Your instructions: Within the data that follows, how many lines contain the word "Total"? Reply with only the number.

━━━ Dataset records ━━━

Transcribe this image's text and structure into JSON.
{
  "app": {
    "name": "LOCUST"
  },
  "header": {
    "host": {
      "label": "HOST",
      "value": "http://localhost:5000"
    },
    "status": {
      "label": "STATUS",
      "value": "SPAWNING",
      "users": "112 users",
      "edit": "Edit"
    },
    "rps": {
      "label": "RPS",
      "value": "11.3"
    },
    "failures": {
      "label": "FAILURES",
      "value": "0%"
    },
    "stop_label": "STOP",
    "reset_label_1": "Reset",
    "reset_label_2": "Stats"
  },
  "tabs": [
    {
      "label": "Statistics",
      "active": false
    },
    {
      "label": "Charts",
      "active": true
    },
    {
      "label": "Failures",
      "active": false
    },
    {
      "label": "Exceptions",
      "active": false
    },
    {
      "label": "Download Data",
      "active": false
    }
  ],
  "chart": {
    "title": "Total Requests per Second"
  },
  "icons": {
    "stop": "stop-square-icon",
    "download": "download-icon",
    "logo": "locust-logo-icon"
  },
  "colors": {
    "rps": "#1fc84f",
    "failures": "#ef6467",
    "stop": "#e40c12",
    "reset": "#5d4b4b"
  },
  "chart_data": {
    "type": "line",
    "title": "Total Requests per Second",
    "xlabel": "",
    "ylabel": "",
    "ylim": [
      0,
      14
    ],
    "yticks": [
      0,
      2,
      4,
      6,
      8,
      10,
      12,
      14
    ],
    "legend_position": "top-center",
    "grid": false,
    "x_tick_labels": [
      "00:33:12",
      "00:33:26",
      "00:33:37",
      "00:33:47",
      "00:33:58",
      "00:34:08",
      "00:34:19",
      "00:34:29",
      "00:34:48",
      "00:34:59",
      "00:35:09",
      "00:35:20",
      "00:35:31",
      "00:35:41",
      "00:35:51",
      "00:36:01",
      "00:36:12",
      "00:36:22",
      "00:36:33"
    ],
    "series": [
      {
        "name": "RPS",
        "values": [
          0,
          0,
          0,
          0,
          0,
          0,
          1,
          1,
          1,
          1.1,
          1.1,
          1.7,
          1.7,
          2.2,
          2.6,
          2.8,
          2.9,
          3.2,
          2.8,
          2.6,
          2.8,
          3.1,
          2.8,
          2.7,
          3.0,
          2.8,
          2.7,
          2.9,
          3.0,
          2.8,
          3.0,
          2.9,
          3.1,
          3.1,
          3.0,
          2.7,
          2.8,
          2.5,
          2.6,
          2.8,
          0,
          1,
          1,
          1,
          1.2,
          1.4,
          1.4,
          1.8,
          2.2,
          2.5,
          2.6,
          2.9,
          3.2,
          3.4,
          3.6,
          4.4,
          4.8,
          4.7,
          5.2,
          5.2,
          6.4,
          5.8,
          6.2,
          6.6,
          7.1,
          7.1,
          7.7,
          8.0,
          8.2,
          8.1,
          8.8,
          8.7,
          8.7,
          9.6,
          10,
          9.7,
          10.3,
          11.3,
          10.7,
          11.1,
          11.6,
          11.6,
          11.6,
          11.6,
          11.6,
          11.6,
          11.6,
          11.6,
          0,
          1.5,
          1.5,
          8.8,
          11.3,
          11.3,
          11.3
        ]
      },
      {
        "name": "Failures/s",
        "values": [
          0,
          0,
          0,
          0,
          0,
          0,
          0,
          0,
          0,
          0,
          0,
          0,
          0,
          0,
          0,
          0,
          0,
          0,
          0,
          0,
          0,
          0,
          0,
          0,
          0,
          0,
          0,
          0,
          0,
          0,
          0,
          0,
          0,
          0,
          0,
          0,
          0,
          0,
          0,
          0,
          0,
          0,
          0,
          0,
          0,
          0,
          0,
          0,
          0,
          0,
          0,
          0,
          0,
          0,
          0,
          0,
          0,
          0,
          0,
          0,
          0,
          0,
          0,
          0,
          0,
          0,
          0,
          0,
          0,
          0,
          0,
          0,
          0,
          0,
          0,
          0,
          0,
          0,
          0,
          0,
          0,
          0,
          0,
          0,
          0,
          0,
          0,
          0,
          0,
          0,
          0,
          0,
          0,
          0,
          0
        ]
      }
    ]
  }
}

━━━

Result for this exercise: 2